Thursday, August 12, 2010

How to Prune a Quince Tree and How to Treat Scale

The quince, like many fruit trees, puts out lots of branches that shoot skyward. It also likes shooting from the base -- its natural form is more a thicket than a tree. While quite picturesque, a tall thicket isn't easy to collect fruit from, so growers tend to prune to a vase shape. The vase shape allows air circulation through the middle of the tree, which reduces some diseases, and makes it easier to deal with the fruit. Quince trees should be pruned in autumn or winter, when they are dormant. I decided to wait until most of the leaves were gone from my tree before I started, last weekend.

I grew up with plum trees and feel confident to prune them, but quinces, being pome fruit like apples and pears, are a little trickier. They fruit on year-old spurs, which you have to be careful not to cut off. Fortunately, these spurs are quite distinctive. They are 10-15 cm long, somewhat flattened, and the tip is broader than the rest of the twig. You can see one in the photo of scale below, pointing to the right. Branches, of course, taper to the tip.

For the last few years, I have been (roughly) following pruning instructions from the Gardening Australia article about quinces. Here is my version of that pruning method:

Year One
  1. Plant your sapling. We'd do this in autumn to allow the tree to develop a good root system ahead of the summer heat. I'd prune it fairly hard, but not so hard that I can't tell whether it's survived!
  2. In late winter, prune to a single short trunk. While the orchardist in the article gives his trees a very short trunk, 60cm, he probably isn't picking up footballs, chickens or anything else from under his trees. I think 1m or more is a better trunk height for a tree in a home garden, but it depends a bit on your height and what you expect to be seeking under your tree, as well as how high you can reach to pick the fruit.

Year Two
    There should be 3-5 healthy branches growing near the top of the trunk.
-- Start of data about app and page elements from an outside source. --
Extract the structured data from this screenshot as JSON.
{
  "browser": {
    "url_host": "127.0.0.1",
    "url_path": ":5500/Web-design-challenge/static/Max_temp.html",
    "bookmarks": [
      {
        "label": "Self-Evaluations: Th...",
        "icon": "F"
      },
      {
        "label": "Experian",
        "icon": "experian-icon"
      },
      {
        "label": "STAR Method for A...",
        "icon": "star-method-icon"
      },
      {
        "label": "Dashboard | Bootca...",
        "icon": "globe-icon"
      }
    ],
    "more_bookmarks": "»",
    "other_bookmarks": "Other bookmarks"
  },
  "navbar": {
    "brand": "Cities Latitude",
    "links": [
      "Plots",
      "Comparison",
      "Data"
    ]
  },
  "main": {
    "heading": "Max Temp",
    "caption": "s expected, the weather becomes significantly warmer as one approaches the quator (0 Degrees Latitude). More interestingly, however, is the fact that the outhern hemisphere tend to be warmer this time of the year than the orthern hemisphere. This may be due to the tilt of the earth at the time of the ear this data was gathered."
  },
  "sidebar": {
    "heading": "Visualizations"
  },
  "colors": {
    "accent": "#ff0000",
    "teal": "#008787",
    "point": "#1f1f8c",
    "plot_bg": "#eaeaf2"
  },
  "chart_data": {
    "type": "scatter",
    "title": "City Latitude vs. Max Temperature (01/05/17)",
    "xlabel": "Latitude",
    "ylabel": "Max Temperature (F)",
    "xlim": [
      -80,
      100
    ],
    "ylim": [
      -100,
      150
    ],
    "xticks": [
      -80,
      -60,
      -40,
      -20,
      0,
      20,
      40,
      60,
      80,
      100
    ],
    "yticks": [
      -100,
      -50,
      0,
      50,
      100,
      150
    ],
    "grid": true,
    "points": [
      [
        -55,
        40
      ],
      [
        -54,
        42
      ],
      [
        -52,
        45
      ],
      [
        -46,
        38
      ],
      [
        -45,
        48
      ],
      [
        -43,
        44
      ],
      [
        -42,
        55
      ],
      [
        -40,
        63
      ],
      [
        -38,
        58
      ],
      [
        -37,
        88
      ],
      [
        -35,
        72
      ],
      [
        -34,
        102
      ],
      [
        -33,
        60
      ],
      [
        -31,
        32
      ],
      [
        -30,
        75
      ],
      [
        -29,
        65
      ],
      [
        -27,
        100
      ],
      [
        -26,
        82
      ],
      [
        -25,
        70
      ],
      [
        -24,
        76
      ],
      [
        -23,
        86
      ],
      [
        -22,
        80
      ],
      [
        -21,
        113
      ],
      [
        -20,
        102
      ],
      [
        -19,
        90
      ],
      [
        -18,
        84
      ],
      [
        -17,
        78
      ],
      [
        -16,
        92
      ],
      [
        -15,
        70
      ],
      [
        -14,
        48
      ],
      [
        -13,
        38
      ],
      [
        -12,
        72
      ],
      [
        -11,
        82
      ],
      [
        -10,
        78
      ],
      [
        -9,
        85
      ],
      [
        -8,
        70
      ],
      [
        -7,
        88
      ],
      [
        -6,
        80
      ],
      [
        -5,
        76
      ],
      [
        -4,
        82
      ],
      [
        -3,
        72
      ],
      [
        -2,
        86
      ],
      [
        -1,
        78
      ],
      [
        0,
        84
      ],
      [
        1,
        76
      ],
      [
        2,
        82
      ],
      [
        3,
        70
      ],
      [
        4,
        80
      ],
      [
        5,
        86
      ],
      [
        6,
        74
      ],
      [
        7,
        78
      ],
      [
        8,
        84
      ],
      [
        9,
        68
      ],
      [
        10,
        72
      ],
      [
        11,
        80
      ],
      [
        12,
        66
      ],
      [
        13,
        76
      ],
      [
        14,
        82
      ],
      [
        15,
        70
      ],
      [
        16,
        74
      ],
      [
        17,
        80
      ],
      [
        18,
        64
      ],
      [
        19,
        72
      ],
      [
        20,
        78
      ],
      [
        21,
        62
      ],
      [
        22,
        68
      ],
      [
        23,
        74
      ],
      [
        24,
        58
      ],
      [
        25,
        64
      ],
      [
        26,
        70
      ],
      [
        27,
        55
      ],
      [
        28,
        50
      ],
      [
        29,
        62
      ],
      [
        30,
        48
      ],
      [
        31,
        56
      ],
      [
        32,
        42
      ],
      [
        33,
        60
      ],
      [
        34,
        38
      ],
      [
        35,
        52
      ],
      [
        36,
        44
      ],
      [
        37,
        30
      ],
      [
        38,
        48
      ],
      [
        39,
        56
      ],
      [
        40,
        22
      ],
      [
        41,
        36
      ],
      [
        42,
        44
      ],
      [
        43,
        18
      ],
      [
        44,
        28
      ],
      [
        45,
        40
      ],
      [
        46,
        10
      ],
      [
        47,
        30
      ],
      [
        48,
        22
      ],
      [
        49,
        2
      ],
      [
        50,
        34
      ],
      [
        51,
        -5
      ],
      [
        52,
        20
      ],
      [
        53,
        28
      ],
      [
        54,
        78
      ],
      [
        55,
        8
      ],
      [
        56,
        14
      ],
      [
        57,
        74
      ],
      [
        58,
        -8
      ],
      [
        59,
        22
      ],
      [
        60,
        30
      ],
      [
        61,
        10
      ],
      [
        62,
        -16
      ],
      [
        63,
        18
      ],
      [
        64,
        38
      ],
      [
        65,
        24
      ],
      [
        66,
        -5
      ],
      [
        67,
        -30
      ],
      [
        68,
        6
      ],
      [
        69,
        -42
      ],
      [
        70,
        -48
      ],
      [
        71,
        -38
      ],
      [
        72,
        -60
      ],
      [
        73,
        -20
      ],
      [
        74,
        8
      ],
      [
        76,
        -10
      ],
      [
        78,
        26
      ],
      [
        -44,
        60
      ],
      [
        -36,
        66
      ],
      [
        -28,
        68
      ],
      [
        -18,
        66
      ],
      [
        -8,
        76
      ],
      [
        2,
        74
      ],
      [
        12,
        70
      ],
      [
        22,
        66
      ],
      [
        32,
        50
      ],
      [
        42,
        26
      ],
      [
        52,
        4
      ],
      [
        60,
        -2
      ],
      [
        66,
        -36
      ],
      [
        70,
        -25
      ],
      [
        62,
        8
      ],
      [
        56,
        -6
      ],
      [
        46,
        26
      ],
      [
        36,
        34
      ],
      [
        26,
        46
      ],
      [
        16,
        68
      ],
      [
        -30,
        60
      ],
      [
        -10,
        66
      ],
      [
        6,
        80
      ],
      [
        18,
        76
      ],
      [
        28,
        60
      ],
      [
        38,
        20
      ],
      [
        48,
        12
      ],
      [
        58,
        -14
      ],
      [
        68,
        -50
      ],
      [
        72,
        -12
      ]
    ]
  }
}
Prune off all the rest, then shorten these framework branches to 50cm, with an outward-facing bud at the top of each. This should give the plant a Y-shape when you look at it from the side, and this is your vase shape.

Subsequent Years
  1. Don't cut off the stubby little fruiting spurs!
  2. Remove any diseased or dead wood.
  3. Remove all of the upright branches inside the vase at their base.
  4. Prune any side branches that have developed on the trunk or base of the tree.
  5. Remove any branches that cross others.
  6. Shorten the remaining branches to 50 cm.

That looks better, doesn't it? Though I feel I can take a bit more off, now I've had a good look at this picture -- I think the tree is starting to look splayed. Quinces are heavy fruit and a good crop (which is still unlikely on my tree, I fear) could cause branches to break.

This year, I've found I could remove an older framework branch as a new branch had grown in the exact spot I wanted. The older branch had zigzagged.

My tree has had another problem this year: scale, caught from the next door neighbour's fig tree. Scale are sap-sucking insects that live on the branches, and for protection cover themselves with a hard shell, which makes them look like limpets. They are farmed by ants for the honeydew they secrete, which also has the side-effect of feeding sooty mould. Neither the scale nor the mould have really affected the tree's production or health, as far as I can tell, but over time they would.

The commercial treatment for scale is White Oil, which is a petrochemical you use diluted. Mum tells me that her Dad used the washing water from the washing machine on his fruit trees. Probably any oil or soap will work, but here is my recipe, cut down from this one:

In a 500ml spray bottle, put 8ml vegetable oil and 2ml dish-washing liquid. Pour in 500ml water and shake to mix. Spray liberally on scale. The oil and detergent apparently smother the scale insect's breathing apparatus, and it's a useful recipe to try on any sap-sucking insect.

Sunday, August 8, 2010

Chook Dome Maintenance

After its five years of service, it was time to have a really good look at the chook dome. The UV-stabilised plastic twine I had used for bracing (following the original instructions in Linda Woodrow's book) had not worked well, as the chooks often tripped on it, and now it was starting to shred. When I untied it, I found that a couple of the joints had lost their wiring, so that was my first job. An intact joint is shown below.

The cross-bracing didn't seem to me to be necessary with my small-diameter dome, so I decided to just strengthen the upper joints with the good sections of twine.

I couldn't cover the lower joints without removing the netting, which seemed a bit much, as I wanted to move the girls in to their dome the same day.

What was the rush? I'd seen Annie sitting on wet ground. They only do this when they are afflicted with mites, to cool down their itchy undersides. While the girls had been mite-free for months, I think the butcher-bird I saw stealing their scraps a fortnight ago might have left them a return gift. After I had caught each girl and subjected her to the indignity of the spray-on parasite treatment, she was popped into the restored dome and set to work in my garden.

For more information on the structure and purpose of my chook dome, see this earlier post.

However, I am not the only creator of structures in the back yard. I suspect this is an artillery bunker, but the information is Classified.